The green cleaning program, implemented by the Physical Plant’s building services’ department five years ago, has been recognized by two national organizations.
UGA recently became the second institution of higher education in the nation to earn certification with highest honors from the Cleaning Industry Management Standards, which gave UGA high marks in a recent recertification of the green cleaning program. The university also was recertified with honors for meeting CIMS, and the Athens campus was awarded the Green Building distinction.
“The on-campus assessment inspector spent three days in late October inspecting our business management process, interviewing numerous campus department heads/contact staff members who are our customers, inspecting numerous campus buildings and interviewing our custodial staff on safety and cleaning procedures,” said Kim Thomas, assistant director of services for the Physical Plant.

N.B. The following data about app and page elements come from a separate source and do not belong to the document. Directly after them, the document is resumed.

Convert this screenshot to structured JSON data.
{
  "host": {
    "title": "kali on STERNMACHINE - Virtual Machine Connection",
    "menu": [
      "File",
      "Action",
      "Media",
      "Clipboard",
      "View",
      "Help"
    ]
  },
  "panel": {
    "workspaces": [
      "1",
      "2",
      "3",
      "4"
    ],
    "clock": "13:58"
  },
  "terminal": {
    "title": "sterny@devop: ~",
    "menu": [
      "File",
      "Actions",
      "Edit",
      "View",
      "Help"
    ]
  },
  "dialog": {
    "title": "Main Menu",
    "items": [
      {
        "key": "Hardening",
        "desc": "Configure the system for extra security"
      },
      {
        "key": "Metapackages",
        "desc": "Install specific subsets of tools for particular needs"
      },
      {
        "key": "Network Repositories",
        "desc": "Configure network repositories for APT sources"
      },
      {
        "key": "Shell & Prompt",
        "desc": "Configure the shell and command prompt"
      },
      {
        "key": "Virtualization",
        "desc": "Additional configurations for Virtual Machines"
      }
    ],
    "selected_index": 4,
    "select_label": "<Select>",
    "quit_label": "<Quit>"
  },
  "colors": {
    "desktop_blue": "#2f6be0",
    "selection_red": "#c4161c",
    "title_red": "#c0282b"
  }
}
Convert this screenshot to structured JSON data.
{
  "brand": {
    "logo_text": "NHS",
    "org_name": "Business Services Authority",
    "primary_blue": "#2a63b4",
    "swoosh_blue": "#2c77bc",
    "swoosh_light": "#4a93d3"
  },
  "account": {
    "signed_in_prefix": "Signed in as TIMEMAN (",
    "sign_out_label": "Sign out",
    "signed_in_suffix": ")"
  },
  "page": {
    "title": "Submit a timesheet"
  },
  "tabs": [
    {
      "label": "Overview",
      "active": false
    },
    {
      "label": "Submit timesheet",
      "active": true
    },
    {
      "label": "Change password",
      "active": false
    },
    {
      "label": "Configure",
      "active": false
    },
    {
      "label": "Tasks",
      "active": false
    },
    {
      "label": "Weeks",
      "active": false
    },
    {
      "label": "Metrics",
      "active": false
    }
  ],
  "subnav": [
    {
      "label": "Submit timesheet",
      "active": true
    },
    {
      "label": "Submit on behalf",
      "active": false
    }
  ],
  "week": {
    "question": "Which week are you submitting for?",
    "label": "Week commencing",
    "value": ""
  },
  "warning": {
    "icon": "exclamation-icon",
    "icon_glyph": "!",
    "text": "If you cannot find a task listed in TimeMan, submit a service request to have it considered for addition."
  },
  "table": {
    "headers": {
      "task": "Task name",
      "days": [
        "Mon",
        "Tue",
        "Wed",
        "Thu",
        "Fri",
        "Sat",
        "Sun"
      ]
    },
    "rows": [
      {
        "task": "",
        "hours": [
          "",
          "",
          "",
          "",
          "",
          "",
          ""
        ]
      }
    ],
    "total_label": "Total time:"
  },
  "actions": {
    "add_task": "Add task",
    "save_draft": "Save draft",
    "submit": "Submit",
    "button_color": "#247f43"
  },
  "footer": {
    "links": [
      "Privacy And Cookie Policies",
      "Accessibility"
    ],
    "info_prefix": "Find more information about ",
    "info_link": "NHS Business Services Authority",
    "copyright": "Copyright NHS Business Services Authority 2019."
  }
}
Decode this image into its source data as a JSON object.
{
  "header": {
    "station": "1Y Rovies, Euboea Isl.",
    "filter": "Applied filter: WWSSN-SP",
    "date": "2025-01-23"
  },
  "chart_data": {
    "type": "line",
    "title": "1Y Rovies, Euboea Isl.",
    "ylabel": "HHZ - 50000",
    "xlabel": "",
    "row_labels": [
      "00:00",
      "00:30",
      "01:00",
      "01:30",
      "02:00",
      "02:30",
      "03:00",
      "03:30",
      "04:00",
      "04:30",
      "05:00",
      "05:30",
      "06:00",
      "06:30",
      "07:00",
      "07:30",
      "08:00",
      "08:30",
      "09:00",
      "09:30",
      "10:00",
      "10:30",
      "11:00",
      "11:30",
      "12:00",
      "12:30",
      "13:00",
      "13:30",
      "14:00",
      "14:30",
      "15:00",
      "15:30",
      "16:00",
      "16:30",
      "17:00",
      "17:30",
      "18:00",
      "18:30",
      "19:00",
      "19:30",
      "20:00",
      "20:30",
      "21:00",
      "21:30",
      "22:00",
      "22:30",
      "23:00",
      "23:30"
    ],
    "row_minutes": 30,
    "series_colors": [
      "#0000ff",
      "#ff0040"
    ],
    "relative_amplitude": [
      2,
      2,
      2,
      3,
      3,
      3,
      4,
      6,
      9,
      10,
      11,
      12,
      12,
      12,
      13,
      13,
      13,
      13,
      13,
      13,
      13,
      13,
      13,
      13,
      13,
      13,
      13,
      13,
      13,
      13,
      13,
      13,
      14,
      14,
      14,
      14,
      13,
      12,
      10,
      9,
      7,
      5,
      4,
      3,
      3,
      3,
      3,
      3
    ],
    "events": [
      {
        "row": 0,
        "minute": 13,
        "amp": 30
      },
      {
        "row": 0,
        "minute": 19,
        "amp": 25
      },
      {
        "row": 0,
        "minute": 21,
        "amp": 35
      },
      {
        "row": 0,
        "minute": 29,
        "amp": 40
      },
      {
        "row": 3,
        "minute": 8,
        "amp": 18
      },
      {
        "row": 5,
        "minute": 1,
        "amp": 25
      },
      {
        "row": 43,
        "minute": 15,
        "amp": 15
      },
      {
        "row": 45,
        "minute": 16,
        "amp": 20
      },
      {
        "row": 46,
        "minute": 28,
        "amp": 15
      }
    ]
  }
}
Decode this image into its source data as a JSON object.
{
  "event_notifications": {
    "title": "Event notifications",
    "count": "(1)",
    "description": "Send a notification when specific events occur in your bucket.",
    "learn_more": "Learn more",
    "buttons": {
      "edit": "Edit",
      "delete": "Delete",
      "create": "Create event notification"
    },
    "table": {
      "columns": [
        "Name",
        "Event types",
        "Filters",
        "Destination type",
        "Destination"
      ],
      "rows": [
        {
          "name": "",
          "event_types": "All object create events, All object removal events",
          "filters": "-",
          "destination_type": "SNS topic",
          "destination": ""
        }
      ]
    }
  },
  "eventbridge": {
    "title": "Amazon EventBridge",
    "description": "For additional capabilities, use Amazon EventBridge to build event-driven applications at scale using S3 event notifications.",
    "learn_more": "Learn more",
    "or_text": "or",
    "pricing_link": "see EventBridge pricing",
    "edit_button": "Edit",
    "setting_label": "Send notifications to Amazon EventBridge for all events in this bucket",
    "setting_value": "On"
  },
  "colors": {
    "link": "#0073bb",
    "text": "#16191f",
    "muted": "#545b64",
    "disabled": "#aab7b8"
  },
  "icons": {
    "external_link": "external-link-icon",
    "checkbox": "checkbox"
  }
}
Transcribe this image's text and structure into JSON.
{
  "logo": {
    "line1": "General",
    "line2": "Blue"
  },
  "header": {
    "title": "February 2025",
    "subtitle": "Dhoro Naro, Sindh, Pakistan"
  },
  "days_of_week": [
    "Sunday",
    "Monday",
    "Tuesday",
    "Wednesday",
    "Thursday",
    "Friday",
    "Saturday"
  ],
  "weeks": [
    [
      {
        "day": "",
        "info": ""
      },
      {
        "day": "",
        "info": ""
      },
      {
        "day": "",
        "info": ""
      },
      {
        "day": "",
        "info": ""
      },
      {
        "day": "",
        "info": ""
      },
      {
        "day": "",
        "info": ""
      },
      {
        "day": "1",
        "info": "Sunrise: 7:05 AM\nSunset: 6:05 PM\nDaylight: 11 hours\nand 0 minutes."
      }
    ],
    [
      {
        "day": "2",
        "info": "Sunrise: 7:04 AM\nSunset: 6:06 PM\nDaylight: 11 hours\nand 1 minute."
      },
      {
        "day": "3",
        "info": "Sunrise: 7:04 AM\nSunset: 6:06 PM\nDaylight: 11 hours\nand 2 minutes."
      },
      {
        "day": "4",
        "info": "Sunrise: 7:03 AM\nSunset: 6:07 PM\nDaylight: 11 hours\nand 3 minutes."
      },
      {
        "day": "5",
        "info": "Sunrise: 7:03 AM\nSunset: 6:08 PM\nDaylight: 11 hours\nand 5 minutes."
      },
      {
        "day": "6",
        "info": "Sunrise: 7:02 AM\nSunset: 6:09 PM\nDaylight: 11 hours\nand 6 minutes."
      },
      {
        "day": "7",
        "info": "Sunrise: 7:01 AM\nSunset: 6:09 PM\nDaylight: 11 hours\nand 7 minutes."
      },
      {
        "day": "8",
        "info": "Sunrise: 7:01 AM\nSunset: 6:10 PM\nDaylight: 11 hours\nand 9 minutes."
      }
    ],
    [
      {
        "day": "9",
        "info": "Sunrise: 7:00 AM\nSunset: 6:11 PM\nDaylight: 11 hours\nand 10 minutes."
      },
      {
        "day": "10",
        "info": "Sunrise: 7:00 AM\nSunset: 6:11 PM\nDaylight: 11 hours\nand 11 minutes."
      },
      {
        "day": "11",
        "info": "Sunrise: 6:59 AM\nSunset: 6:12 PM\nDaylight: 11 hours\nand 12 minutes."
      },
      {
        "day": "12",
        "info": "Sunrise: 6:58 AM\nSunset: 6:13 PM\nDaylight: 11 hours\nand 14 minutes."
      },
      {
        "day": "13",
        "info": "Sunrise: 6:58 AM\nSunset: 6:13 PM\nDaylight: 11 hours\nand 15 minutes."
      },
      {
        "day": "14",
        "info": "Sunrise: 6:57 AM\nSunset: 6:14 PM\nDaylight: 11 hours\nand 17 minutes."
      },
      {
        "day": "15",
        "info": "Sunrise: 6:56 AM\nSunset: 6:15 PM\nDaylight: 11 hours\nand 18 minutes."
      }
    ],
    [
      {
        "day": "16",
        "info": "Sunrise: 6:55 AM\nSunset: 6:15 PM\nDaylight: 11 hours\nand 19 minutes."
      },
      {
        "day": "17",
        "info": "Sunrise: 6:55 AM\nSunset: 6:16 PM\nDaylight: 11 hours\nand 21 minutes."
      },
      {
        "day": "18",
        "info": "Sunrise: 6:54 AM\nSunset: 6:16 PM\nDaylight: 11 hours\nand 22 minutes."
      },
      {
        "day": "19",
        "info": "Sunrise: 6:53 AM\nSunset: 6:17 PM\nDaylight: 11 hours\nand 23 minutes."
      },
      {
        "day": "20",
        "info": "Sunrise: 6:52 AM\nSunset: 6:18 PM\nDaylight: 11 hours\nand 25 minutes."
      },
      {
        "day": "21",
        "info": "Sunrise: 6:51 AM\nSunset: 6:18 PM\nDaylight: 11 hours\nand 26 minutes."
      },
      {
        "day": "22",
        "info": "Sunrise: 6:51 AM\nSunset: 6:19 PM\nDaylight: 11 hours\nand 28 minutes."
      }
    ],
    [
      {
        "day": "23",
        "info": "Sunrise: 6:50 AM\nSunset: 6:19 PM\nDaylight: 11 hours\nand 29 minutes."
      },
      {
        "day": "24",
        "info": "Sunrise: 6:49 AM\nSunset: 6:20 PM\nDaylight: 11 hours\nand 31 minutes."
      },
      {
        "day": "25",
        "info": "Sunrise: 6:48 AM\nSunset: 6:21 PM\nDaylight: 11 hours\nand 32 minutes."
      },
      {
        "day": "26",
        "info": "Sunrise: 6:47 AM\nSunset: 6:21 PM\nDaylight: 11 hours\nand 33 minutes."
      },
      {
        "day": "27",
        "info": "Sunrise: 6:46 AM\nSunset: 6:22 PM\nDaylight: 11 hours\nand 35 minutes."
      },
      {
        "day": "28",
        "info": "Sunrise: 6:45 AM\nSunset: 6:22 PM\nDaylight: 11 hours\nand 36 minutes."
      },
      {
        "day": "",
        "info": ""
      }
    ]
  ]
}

UGA was also recently named the co-grand award winner in the college/university category of the 2010 Green Cleaning Award for Schools and Universities. The award is sponsored by American School and University magazine, the Green Cleaning Network and Healthy Schools Campaign.
The green cleaning program has turned cleaning and disinfecting UGA buildings into a precise science. Campus buildings are now cleaned with only three products and advanced tools like microfiber cloths.
“It’s easy to think of UGA as huge, but what that really means is 9.7 million square feet of cleanable space,” said Thomas. “Academic classrooms, meeting rooms, conference rooms, research labs, hallways, restrooms-all the stuff you walk by and you never really think about unless it doesn’t look good-we do all of that with about $19 million which takes care of salaries and supplies.”
Green cleaning at UGA after a pilot program in Old College produced great results. Now, with the rest of campus participating, not only does the air inside UGA buildings smell as fresh as the air outside, but illness due to harsh chemicals has decreased and the university returns a yearly savings of about $1.3 million.
But that’s not all.
As part of the program, the Physical Plant created a Building Services Academy that trains every member of the department-even supervisors-on how to clean using new tools. The mandatory two-week academy also teaches workers about their role in public health and sustainability as well as exposes them to programs to resources to help earn their GED diploma or associate or bachelor’s degrees.
“We go over what we want and how we want them to do it. There’s a mechanical process to cleaning, and there’s a safe way to do it,” Thomas said. “People may think it’s just like cleaning your house, but it’s really not.”